I can pass for normal if I really try. Sometimes, I even put on deodorant.
Just yesterday, someone asked me for the time, and I said, “1:36,”
even though I always carry a sprig in my pocket
in case that question comes up. It’s easy to be normal.
A husky voiced phone survey woman asked, “Sex?”
I told her, “Male.” Just like that. At the grocery store, though,
I lost it. The bagger inadvertently brushed my hand and said,
“Paper or plastic?” I said, “It’s skin. Isn’t that normal?”
Most of the time, if I concentrate,
I can ignore all those variant
meanings words evoke,
and figure out what others want from me.
Isn’t that what normal is,
doing what others expect instead of being who I am?
The most important thing is to try to be like everybody else.
My biggest problem, perhaps, is I don’t watch television.
In polite conversation, I have found it helps
to nod often, even if nothing makes sense.
I probably shouldn’t even talk
about peppers. When the waiter asks,
“Ground pepper?” I say, “Please.” Simple enough.
The problem comes when he says, “Just say when.”
I usually say nothing. When he gets tired, he walks away,
What I want to say is, “Whenever the grinder is empty.”
Lately, I have started to carry
my own bottle of pepper sauce
for places where ketchup is the only
condiment. It makes things easier.
I wonder if anybody is really normal,
if other people nod because nothing makes sense.
I think I would fit in if everyone stopped
pretending. Why do some people take everything so seriously?
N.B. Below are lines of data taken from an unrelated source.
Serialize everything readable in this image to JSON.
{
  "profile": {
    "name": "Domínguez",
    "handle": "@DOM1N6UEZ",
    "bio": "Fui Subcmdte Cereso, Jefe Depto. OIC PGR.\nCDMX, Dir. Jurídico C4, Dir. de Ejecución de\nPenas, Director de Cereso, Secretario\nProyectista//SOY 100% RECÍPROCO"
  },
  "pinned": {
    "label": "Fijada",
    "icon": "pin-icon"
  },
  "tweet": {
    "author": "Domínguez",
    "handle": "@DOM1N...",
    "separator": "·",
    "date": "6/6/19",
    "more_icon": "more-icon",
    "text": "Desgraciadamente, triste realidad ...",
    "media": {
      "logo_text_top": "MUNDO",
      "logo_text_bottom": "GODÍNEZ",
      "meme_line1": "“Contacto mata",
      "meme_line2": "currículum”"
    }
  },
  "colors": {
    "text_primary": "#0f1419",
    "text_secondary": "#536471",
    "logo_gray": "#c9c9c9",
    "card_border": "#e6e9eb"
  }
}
I could be normal, if it paid enough, but it is truly overrated.
It is certainly no way to raise children. I guess I should spend more time
worrying about how things look. Also, it would probably help,
to occasionally be on time, but then there is always
that poem I am working on that won’t let me go.
Somehow, I get by. I have a good life, I must say.
There is really no reason to change,
unless, of course, I spill hot sauce on my shirt.